Poker is a card game played between two or more players and involves betting money, called chips, into the pot. The player with the best poker hand wins the pot. There are many different poker variants, but the most common ones include stud and draw poker.
Before starting to play, you must read the rules of the poker game and understand the betting procedure. Then you must learn the basic terms of poker, such as call, fold, raise, and check. You must also know that poker is a game of chance and skill, so you should always be careful when playing.
The game of poker can be very rewarding and even profitable if you are a good player. However, it is important to remember that there are also people who lose a lot of money in the game. These people may be beginners or professional players. It is also a good idea to avoid gambling when you are drunk.
During the betting round, each player must put up a certain amount of money into the pot, called the ante, before they can be dealt in. If they do not, their cards are discarded and they must pass on their turn. If they have a better hand than the previous player, they can choose to raise the bet and go on to the next betting phase.
In order to win in poker, you must develop quick instincts and make decisions quickly. The more you play and watch other players, the faster you will become. Observe how they react in each situation to build your own instincts.
One of the most important things to remember when you are playing poker is that the odds are against you most of the time. This means that you should be patient and wait for a situation when the odds are in your favor, then ramp up the aggression to go after the poker pot.
There are many important aspects to learning the game of poker, but one of the most important is to learn to read other players. This includes their body language, tells, and betting patterns. It is important to notice these things, because a player who is acting erratic could be holding an amazing poker hand.

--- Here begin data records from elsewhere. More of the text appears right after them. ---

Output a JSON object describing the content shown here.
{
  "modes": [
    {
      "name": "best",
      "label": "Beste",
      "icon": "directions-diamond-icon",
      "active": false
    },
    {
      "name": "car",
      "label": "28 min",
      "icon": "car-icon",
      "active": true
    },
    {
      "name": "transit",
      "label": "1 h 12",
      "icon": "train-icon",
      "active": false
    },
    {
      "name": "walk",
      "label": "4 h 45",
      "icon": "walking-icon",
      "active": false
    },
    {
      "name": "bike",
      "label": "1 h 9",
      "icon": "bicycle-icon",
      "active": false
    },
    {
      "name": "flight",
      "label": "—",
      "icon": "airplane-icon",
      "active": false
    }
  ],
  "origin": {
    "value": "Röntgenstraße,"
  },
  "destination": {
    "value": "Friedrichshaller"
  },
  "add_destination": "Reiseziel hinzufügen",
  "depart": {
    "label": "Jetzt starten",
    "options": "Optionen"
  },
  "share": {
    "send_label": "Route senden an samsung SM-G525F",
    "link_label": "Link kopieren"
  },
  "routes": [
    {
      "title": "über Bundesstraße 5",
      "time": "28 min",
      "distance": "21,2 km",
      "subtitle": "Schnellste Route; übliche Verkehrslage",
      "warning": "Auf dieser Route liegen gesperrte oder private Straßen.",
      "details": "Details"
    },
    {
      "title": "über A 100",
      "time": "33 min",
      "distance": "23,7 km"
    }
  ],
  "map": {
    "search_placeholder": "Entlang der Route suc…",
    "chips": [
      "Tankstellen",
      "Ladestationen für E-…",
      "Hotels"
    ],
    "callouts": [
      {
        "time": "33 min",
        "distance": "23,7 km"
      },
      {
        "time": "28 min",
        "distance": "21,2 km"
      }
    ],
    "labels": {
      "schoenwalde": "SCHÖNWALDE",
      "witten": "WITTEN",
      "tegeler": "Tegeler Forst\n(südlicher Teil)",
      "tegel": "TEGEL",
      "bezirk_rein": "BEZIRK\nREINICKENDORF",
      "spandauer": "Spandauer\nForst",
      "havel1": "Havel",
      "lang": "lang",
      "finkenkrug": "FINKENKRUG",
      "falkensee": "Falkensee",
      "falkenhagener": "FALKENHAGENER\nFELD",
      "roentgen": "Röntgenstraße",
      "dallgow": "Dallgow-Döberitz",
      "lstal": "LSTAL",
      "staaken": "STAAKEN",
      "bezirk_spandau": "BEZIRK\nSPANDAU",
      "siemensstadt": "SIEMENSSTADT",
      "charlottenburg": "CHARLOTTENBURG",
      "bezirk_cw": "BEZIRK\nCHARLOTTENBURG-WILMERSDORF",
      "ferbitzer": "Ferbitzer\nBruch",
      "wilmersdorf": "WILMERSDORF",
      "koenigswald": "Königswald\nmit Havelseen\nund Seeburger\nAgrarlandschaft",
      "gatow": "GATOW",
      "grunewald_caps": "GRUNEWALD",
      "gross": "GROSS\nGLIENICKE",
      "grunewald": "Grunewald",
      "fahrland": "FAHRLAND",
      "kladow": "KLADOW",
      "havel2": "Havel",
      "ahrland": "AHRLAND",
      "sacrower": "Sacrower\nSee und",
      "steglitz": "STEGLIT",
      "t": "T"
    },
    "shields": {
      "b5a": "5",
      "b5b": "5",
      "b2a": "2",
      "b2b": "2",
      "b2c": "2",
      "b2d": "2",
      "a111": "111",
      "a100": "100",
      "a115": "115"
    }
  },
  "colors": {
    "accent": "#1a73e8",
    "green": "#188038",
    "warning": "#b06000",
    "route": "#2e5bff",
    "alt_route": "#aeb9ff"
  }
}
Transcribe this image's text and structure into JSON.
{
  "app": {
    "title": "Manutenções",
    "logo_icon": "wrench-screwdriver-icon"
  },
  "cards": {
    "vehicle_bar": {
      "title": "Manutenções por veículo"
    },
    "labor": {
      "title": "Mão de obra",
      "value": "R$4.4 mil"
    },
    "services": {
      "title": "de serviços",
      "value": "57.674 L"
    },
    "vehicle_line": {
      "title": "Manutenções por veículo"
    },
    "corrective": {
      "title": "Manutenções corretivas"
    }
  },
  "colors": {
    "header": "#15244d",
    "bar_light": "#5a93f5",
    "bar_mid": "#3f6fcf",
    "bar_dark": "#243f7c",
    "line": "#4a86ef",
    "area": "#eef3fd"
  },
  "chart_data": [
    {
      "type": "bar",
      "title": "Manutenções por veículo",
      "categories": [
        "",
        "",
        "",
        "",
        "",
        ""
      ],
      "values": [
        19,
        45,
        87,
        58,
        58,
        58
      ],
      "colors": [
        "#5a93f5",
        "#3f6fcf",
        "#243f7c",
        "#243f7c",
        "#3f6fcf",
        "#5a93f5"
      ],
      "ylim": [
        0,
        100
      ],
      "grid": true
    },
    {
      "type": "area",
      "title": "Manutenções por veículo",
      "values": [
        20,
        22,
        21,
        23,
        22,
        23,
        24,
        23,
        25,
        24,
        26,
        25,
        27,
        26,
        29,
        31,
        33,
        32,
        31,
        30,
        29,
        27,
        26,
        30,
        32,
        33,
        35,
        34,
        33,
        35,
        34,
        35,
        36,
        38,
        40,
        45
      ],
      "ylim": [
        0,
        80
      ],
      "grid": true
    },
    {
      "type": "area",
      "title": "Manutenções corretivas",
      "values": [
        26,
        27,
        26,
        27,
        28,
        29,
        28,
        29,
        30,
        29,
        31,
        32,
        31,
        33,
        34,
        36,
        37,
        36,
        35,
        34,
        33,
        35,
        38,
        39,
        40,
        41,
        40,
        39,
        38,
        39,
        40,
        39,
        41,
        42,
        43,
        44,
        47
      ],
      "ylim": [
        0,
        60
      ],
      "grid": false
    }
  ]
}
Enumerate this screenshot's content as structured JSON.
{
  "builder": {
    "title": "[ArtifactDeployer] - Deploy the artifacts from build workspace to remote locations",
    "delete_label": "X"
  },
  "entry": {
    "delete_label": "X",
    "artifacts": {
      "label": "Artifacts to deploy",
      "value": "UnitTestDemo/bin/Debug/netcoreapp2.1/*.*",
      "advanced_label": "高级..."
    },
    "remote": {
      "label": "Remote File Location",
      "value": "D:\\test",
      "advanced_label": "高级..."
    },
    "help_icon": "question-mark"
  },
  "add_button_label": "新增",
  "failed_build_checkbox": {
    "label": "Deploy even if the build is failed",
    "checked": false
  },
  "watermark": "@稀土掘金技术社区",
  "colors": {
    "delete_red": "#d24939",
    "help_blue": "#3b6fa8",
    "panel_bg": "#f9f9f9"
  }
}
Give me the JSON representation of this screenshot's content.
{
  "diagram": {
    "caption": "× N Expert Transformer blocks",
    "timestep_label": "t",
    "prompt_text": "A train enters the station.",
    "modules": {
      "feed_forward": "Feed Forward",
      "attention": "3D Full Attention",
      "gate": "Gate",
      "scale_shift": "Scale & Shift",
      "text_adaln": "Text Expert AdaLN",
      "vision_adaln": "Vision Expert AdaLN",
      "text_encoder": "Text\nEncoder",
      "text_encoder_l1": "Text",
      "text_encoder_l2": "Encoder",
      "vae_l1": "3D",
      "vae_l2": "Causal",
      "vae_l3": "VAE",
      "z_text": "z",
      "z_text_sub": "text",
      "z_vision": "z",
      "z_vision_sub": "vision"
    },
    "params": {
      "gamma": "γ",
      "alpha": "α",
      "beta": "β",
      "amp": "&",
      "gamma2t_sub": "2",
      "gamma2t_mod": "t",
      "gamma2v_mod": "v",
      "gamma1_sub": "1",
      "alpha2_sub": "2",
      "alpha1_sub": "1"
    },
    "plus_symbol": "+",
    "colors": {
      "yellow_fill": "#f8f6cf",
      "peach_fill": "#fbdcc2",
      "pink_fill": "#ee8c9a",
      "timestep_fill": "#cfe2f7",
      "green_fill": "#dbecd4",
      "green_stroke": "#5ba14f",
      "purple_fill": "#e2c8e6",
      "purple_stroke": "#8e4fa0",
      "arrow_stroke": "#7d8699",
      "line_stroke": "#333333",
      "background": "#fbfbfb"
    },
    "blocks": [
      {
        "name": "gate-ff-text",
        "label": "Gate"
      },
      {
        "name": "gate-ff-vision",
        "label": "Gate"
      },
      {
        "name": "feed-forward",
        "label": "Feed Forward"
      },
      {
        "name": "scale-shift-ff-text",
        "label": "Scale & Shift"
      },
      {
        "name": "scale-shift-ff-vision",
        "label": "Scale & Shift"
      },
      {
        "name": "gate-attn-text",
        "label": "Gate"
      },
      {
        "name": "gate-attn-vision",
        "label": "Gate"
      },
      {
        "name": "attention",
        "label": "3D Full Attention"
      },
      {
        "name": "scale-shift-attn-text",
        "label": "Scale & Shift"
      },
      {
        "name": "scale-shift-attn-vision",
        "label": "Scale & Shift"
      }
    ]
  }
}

If you want to improve your poker skills, you should focus on improving one aspect of the game each week. Too many poker players flit around in their studies, trying to learn everything at once, and not succeeding. For example, they might watch a cbet video on Monday, read a 3bet article on Tuesday, and then listen to a podcast about tilt management on Wednesday. If you focus on ONE concept each week, you will be able to absorb it much faster and improve more quickly. This will allow you to make more money in the long run. Good luck!